AIM OF THE EXERCISE: In the data below, locate each line with the word "Inherit" and list it.

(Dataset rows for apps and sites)
____________
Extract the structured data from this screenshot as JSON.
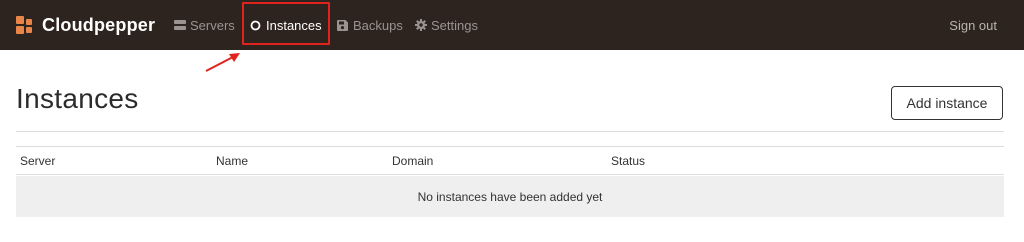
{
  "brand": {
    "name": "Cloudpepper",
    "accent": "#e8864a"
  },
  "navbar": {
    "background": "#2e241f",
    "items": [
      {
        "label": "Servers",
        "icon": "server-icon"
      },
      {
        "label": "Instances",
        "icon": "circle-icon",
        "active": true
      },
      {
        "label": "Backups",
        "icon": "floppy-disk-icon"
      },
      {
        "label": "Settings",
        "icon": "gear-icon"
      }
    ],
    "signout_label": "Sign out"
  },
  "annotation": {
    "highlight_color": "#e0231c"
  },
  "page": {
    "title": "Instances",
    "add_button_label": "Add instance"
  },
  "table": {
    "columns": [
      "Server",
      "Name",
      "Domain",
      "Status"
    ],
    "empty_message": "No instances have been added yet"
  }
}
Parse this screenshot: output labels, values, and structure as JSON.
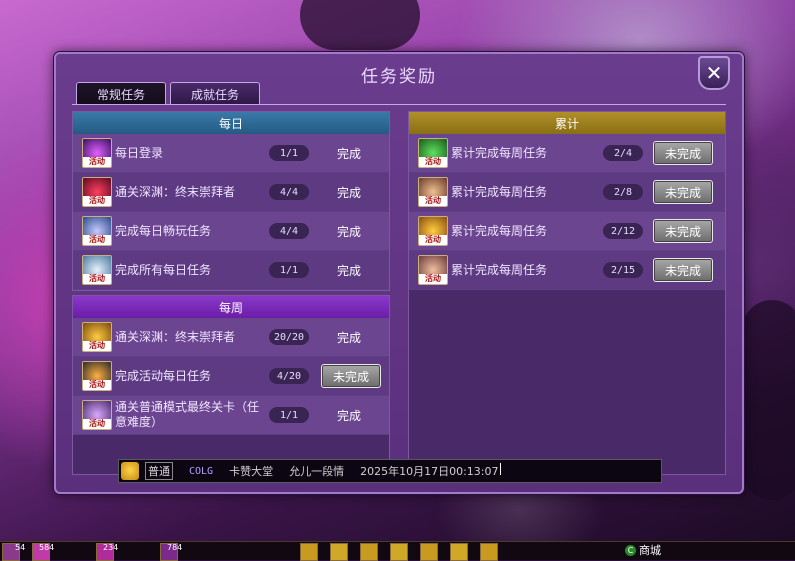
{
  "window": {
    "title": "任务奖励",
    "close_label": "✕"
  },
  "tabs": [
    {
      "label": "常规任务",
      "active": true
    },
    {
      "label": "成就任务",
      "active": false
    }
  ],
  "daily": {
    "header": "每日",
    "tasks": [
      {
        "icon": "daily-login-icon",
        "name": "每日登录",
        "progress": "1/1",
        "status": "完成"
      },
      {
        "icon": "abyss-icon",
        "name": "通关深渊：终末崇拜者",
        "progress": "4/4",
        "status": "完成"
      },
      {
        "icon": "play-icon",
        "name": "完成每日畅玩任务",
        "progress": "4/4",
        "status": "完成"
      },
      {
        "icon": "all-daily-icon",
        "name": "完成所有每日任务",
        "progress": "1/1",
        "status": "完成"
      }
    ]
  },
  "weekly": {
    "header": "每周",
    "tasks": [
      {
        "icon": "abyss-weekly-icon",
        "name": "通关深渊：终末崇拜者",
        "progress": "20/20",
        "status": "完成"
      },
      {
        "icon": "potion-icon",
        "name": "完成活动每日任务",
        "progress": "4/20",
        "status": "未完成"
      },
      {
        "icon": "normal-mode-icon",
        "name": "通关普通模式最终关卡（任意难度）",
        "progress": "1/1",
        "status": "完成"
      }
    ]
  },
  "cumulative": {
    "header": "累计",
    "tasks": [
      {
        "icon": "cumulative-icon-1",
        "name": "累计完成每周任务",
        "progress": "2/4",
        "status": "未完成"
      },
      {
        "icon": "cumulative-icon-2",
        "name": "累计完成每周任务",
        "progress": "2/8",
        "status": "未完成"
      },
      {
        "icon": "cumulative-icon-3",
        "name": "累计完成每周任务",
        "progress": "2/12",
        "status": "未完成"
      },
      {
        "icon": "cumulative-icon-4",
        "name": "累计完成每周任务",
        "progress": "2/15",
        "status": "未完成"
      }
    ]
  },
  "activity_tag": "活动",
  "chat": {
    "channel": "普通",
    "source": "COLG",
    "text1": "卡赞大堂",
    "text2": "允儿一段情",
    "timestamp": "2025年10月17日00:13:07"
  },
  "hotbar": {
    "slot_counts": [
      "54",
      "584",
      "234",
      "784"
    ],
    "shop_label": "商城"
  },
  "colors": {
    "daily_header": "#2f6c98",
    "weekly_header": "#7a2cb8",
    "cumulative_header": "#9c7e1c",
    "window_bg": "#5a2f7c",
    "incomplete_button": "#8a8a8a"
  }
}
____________
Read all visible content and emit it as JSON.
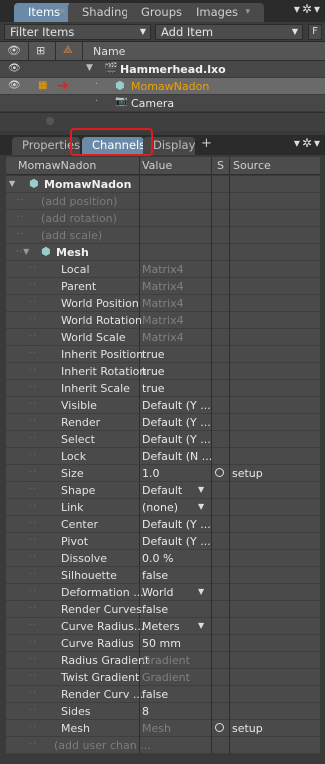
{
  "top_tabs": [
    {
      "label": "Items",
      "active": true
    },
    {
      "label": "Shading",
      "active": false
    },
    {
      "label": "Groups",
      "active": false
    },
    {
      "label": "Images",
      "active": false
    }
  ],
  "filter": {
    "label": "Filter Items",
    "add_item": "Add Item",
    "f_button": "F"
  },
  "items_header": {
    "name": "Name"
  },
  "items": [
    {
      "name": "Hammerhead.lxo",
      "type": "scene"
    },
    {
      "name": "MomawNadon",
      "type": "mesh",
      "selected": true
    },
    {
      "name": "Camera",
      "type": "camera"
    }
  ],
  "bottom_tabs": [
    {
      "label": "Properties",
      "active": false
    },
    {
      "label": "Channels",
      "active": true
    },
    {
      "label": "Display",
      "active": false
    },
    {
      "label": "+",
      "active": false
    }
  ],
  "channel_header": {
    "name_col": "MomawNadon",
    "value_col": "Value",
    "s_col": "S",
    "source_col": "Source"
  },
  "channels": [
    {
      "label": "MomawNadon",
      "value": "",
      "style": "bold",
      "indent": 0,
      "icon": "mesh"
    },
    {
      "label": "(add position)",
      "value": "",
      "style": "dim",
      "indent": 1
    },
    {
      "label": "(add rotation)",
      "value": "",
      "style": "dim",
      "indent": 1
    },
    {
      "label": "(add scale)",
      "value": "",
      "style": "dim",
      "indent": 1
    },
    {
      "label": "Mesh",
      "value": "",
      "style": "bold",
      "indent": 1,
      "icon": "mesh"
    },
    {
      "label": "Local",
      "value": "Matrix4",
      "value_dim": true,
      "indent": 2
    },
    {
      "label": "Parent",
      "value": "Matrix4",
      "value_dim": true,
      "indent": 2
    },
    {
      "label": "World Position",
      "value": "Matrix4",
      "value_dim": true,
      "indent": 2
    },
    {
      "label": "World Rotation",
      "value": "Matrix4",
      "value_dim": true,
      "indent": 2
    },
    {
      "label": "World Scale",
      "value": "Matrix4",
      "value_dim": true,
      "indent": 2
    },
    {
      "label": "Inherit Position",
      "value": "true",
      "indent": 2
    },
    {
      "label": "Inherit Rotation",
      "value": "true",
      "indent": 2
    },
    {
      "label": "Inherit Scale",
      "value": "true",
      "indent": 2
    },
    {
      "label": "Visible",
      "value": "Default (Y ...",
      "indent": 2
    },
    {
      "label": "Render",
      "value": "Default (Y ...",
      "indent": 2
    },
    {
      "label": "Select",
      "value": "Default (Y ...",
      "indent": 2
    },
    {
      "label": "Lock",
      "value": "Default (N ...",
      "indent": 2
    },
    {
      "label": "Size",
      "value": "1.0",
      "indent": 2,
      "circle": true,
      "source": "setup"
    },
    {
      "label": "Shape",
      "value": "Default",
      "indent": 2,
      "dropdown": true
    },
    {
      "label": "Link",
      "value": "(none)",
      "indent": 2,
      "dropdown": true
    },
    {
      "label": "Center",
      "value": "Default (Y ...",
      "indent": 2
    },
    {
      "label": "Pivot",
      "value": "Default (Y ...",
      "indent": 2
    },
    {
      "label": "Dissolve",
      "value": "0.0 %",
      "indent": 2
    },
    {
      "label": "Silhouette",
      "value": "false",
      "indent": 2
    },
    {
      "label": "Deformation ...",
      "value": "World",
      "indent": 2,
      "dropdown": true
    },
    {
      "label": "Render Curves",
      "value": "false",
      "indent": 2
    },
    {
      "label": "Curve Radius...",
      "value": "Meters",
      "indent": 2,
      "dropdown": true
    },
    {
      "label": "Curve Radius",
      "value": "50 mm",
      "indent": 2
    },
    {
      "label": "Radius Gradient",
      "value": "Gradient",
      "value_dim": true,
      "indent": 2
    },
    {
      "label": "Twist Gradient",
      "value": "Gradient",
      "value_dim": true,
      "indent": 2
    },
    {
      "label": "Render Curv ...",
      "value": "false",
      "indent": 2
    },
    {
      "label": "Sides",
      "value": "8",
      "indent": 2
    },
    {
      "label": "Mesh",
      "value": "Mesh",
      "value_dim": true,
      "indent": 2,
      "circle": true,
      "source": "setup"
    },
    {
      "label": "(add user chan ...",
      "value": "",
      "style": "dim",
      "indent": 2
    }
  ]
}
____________
EXERCISE OUTPUT:
      "label": "Inherit Position",
      "label": "Inherit Rotation",
      "label": "Inherit Scale",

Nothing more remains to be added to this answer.